Sulfur continues to offer promise in the energy storage realm. Low- cost lithium sulfur batteries were just a research topic a few years ago, and are now moving closer to practicality with new developments that could offer four times the energy storage of lithium-ion batteries.
Researchers at Oak Ridge National Laboratory have developed a technique that uses a solid electrolyte to produce a stable, low-cost, sulfur-based battery. "The new ionically-conductive cathode enabled the ORNL battery to maintain a capacity of 1200 milliamp-hours (mAh) per gram after 300 charge-discharge cycles at 60 degrees Celsius. For comparison, a traditional lithium-ion battery cathode has an average capacity between 140-170 mAh/g. Because lithium-sulfur batteries deliver about half the voltage of lithium-ion versions, this eight-fold increase in capacity demonstrated in the ORNL battery cathode translates into four times the gravimetric energy density of lithium-ion technologies."

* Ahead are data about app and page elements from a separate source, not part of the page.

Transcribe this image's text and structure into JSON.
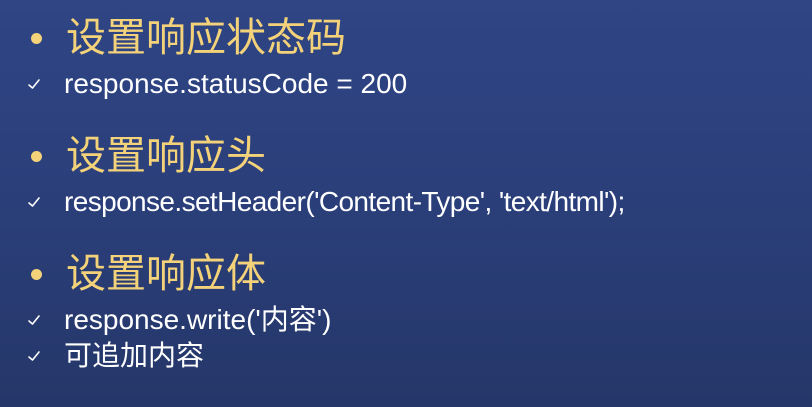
{
  "sections": [
    {
      "heading": "设置响应状态码",
      "lines": [
        "response.statusCode = 200"
      ]
    },
    {
      "heading": "设置响应头",
      "lines": [
        "response.setHeader('Content-Type', 'text/html');"
      ]
    },
    {
      "heading": "设置响应体",
      "lines": [
        "response.write('内容')",
        "可追加内容"
      ]
    }
  ],
  "colors": {
    "background_top": "#2f4584",
    "background_bottom": "#253769",
    "heading": "#f3d27a",
    "text": "#ffffff"
  },
  "icons": {
    "bullet": "bullet-dot-icon",
    "check": "check-icon"
  }
}
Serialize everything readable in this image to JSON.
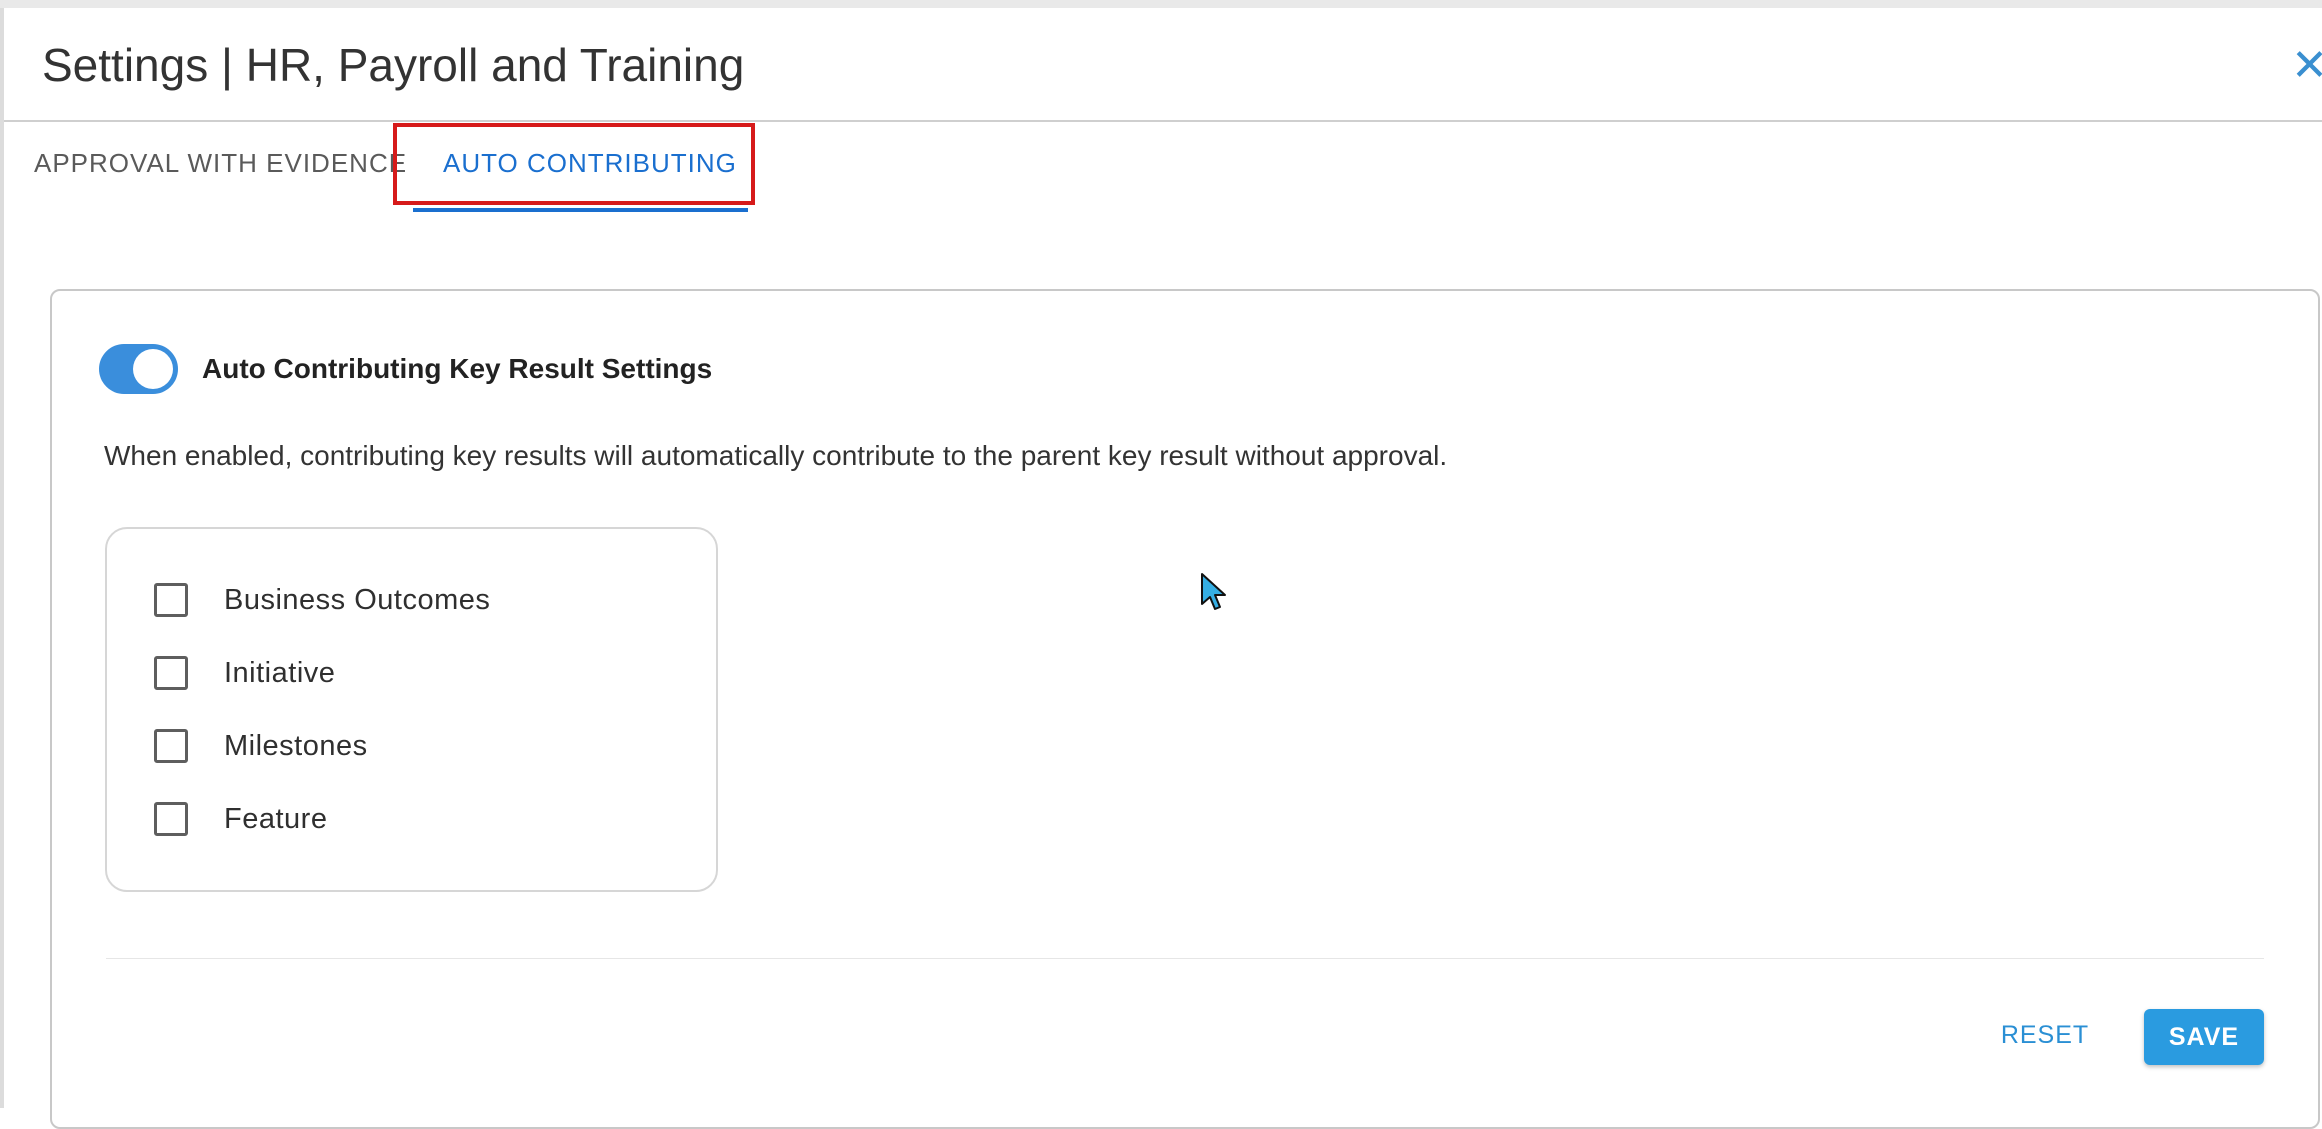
{
  "header": {
    "title": "Settings | HR, Payroll and Training",
    "close_icon": "close-icon"
  },
  "tabs": [
    {
      "label": "APPROVAL WITH EVIDENCE",
      "active": false
    },
    {
      "label": "AUTO CONTRIBUTING",
      "active": true
    }
  ],
  "auto_contributing": {
    "toggle_on": true,
    "title": "Auto Contributing Key Result Settings",
    "description": "When enabled, contributing key results will automatically contribute to the parent key result without approval.",
    "options": [
      {
        "label": "Business Outcomes",
        "checked": false
      },
      {
        "label": "Initiative",
        "checked": false
      },
      {
        "label": "Milestones",
        "checked": false
      },
      {
        "label": "Feature",
        "checked": false
      }
    ]
  },
  "actions": {
    "reset_label": "RESET",
    "save_label": "SAVE"
  },
  "colors": {
    "accent": "#1a6fcf",
    "toggle": "#3a8edc",
    "save_button": "#2a9be0",
    "highlight_box": "#d61a1a"
  }
}
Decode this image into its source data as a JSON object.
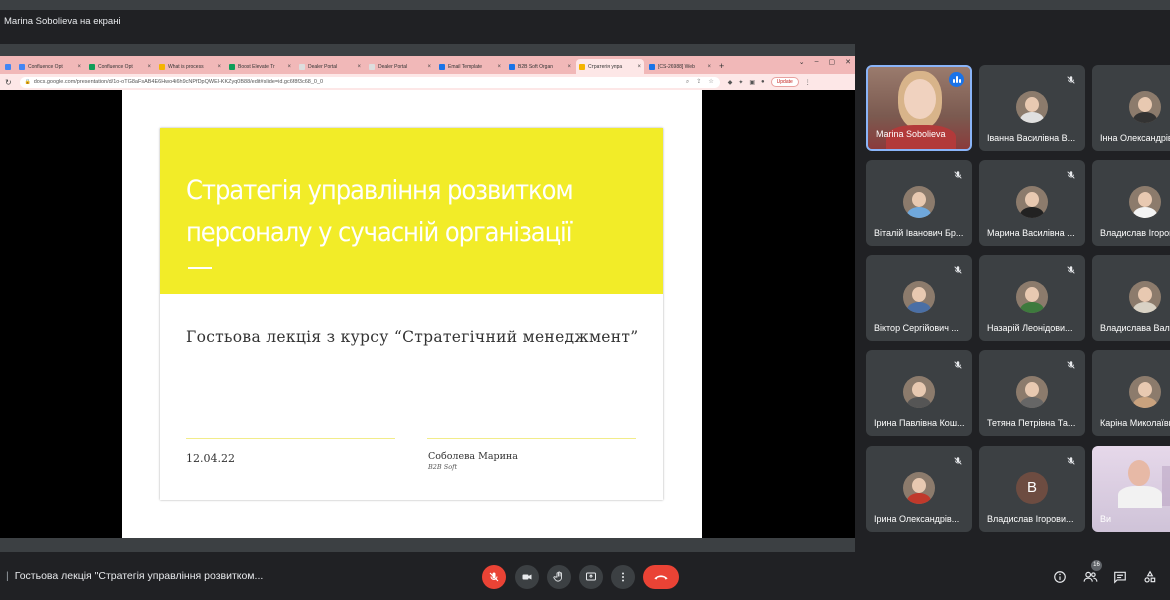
{
  "presenter_bar": {
    "text": "Marina Sobolieva на екрані"
  },
  "browser": {
    "tabs": [
      {
        "label": "",
        "color": "#4285f4"
      },
      {
        "label": "Confluence Opt",
        "color": "#4285f4"
      },
      {
        "label": "Confluence Opt",
        "color": "#0f9d58"
      },
      {
        "label": "What is process",
        "color": "#f4b400"
      },
      {
        "label": "Boost Elevate Tr",
        "color": "#0f9d58"
      },
      {
        "label": "Dealer Portal",
        "color": "#dddddd"
      },
      {
        "label": "Dealer Portal",
        "color": "#dddddd"
      },
      {
        "label": "Email Template",
        "color": "#1a73e8"
      },
      {
        "label": "B2B Soft Organ",
        "color": "#1a73e8"
      },
      {
        "label": "Стратегія упра",
        "color": "#f4b400",
        "active": true
      },
      {
        "label": "[CS-26988] Web",
        "color": "#1a73e8"
      }
    ],
    "new_tab": "+",
    "url": "docs.google.com/presentation/d/1o-oTG8aFsAB4E6Hwo4i6h9cNPfDpQWEl-KKZyq0B88/edit#slide=id.gc6f8f3c68_0_0",
    "update_label": "Update"
  },
  "slide": {
    "title": "Стратегія управління розвитком персоналу у сучасній організації",
    "subtitle": "Гостьова лекція з курсу “Стратегічний менеджмент”",
    "date": "12.04.22",
    "author": "Соболева Марина",
    "company": "B2B Soft"
  },
  "participants": [
    {
      "name": "Marina Sobolieva",
      "speaking": true
    },
    {
      "name": "Іванна Василівна В...",
      "shirt": "#e0e0e0"
    },
    {
      "name": "Інна Олександрівна",
      "shirt": "#333333"
    },
    {
      "name": "Віталій Іванович Бр...",
      "shirt": "#6fa8dc"
    },
    {
      "name": "Марина Василівна ...",
      "shirt": "#222222"
    },
    {
      "name": "Владислав Ігорович",
      "shirt": "#f3f3f3"
    },
    {
      "name": "Віктор Сергійович ...",
      "shirt": "#4a6fa5"
    },
    {
      "name": "Назарій Леонідови...",
      "shirt": "#3d7a3d"
    },
    {
      "name": "Владислава Вален",
      "shirt": "#d9d2c5"
    },
    {
      "name": "Ірина Павлівна Кош...",
      "shirt": "#555555"
    },
    {
      "name": "Тетяна Петрівна Та...",
      "shirt": "#666666"
    },
    {
      "name": "Каріна Миколаївна",
      "shirt": "#c9a27e"
    },
    {
      "name": "Ірина Олександрів...",
      "shirt": "#c0392b"
    },
    {
      "name": "Владислав Ігорови...",
      "initial": "B"
    },
    {
      "name": "Ви",
      "self": true
    }
  ],
  "bottom_bar": {
    "meeting_title": "Гостьова лекція \"Стратегія управління розвитком...",
    "participant_count": "16"
  },
  "colors": {
    "accent_yellow": "#f2ec28",
    "danger": "#ea4335",
    "speaking": "#8ab4f8"
  }
}
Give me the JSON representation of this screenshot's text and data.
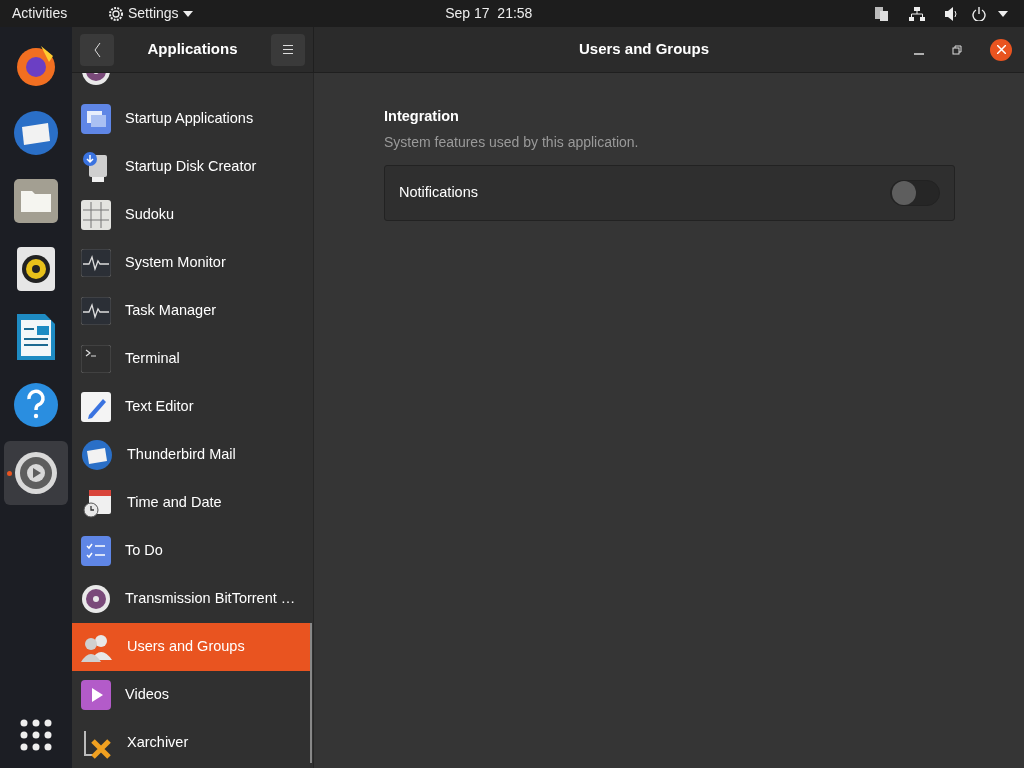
{
  "top_bar": {
    "activities": "Activities",
    "app_menu": "Settings",
    "clock": "Sep 17  21:58"
  },
  "dock": {
    "items": [
      {
        "kind": "firefox",
        "running": false
      },
      {
        "kind": "mail",
        "running": false
      },
      {
        "kind": "files",
        "running": false
      },
      {
        "kind": "music",
        "running": false
      },
      {
        "kind": "document",
        "running": false
      },
      {
        "kind": "help",
        "running": false
      },
      {
        "kind": "settings",
        "running": true
      }
    ]
  },
  "sidebar": {
    "title": "Applications",
    "items": [
      {
        "kind": "disc",
        "selected": false
      },
      {
        "label": "Startup Applications",
        "kind": "windows",
        "selected": false
      },
      {
        "label": "Startup Disk Creator",
        "kind": "usb",
        "selected": false
      },
      {
        "label": "Sudoku",
        "kind": "grid",
        "selected": false
      },
      {
        "label": "System Monitor",
        "kind": "pulse",
        "selected": false
      },
      {
        "label": "Task Manager",
        "kind": "pulse",
        "selected": false
      },
      {
        "label": "Terminal",
        "kind": "terminal",
        "selected": false
      },
      {
        "label": "Text Editor",
        "kind": "pen",
        "selected": false
      },
      {
        "label": "Thunderbird Mail",
        "kind": "mail",
        "selected": false
      },
      {
        "label": "Time and Date",
        "kind": "calendar",
        "selected": false
      },
      {
        "label": "To Do",
        "kind": "checklist",
        "selected": false
      },
      {
        "label": "Transmission BitTorrent …",
        "kind": "disc",
        "selected": false
      },
      {
        "label": "Users and Groups",
        "kind": "users",
        "selected": true
      },
      {
        "label": "Videos",
        "kind": "play",
        "selected": false
      },
      {
        "label": "Xarchiver",
        "kind": "archive",
        "selected": false
      }
    ]
  },
  "main": {
    "title": "Users and Groups",
    "section": {
      "heading": "Integration",
      "description": "System features used by this application.",
      "rows": [
        {
          "label": "Notifications",
          "on": false
        }
      ]
    }
  }
}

Sulfur is a plentiful element, and is often a waste product of industrial processes, making it very cheap and readily available. Sulfur based batteries are also said to be less prone to instability and accidental fire than present lithium ion batteries are in part because the electrolytes are solid rather than liquid.
Sulfur has been part of large-scale sodium sulfur batteries for many years, but that technology requires high temperatures, and is best suited for industrial applications. The new developments offer the possibility of bringing sulfur-based batteries to consumer level applications.
via: Treehugger (HT: Megan Treacy)